● Task item
Searching the material below, find each line that includes the word "shifts", and copy it.
═════ Dataset records ═════
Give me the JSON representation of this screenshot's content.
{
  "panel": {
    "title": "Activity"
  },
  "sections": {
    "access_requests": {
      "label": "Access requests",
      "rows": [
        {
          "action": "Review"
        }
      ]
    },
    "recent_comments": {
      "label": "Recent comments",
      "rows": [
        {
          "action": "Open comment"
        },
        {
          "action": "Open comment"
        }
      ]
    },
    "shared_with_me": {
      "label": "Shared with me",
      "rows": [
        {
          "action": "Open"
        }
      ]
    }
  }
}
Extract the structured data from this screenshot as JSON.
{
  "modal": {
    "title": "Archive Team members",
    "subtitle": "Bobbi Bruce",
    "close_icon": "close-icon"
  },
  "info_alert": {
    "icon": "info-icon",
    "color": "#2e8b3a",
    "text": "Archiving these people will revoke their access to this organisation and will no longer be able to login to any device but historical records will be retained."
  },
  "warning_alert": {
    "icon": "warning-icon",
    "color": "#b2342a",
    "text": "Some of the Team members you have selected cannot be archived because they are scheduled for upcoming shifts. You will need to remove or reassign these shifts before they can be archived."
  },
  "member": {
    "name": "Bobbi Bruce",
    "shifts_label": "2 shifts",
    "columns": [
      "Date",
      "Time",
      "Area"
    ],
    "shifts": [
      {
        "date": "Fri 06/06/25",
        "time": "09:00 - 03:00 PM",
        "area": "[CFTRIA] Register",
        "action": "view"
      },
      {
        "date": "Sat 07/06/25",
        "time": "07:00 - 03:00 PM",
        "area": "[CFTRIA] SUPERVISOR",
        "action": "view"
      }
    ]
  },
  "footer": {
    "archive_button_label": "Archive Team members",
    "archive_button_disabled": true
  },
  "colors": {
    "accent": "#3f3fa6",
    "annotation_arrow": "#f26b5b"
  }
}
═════
● Solution to the exercise
    "text": "Some of the Team members you have selected cannot be archived because they are scheduled for upcoming shifts. You will need to remove or reassign these shifts before they can be archived."
    "shifts_label": "2 shifts",
    "shifts": [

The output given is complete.